ASSIGNMENT
The answer should be a single number: how many lines in the material contain "data".

/---

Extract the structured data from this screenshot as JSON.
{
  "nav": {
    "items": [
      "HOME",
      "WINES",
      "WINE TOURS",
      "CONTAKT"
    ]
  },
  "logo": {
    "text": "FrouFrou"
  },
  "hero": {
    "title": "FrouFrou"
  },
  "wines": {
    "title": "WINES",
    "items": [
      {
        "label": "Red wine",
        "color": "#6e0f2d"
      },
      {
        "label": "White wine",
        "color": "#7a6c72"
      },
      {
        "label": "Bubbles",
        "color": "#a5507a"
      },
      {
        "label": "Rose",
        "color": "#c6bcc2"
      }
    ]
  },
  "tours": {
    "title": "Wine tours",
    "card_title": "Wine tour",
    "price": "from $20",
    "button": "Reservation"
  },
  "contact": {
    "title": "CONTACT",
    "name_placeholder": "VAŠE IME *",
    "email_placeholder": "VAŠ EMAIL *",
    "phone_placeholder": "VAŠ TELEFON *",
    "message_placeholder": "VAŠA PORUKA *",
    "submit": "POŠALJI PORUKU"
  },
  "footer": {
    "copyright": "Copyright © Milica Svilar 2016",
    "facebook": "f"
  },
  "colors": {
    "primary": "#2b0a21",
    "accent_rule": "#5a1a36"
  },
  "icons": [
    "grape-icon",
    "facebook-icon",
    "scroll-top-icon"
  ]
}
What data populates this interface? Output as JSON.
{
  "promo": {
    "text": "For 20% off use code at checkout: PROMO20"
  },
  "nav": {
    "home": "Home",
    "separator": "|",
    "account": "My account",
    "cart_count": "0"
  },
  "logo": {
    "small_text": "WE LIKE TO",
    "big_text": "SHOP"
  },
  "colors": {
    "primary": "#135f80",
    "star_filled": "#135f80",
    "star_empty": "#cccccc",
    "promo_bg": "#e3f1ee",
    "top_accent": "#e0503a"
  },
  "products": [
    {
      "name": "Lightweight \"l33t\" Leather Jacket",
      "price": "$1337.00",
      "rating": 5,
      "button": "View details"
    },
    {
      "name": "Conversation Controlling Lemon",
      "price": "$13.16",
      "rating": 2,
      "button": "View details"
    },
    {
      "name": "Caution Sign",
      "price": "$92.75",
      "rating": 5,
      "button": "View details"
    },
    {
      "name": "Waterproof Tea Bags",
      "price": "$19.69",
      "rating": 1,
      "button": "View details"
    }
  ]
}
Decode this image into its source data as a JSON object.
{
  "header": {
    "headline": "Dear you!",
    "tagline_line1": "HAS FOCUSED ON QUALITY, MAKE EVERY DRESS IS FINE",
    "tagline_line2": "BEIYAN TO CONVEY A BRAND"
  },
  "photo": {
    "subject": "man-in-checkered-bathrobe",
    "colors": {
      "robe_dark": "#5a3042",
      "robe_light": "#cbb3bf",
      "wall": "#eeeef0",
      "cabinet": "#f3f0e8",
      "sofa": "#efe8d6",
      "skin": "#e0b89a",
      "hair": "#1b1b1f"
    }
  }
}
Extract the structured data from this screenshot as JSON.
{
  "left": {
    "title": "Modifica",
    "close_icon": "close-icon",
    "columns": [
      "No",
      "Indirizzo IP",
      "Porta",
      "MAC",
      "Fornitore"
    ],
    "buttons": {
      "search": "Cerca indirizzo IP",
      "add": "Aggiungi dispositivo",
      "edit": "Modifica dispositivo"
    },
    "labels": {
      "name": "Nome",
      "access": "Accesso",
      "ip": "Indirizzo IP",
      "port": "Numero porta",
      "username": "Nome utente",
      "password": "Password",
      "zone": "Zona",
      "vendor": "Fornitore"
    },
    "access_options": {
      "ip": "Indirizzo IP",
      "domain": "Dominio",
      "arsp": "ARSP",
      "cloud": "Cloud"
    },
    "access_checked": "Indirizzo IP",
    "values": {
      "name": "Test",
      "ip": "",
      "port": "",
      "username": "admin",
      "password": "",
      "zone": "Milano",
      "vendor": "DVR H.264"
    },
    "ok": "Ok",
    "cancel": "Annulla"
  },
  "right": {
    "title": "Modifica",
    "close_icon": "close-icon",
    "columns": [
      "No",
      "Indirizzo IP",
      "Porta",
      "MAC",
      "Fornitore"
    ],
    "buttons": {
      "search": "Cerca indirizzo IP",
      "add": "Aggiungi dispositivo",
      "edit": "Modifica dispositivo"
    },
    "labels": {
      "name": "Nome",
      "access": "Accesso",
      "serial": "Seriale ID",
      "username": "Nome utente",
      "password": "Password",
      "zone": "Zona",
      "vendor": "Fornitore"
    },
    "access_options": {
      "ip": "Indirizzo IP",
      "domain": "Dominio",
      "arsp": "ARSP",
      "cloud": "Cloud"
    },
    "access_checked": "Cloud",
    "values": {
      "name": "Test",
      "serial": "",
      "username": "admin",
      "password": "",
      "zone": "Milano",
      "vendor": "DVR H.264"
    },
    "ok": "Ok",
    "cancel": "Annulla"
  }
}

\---

RESULT BELOW
4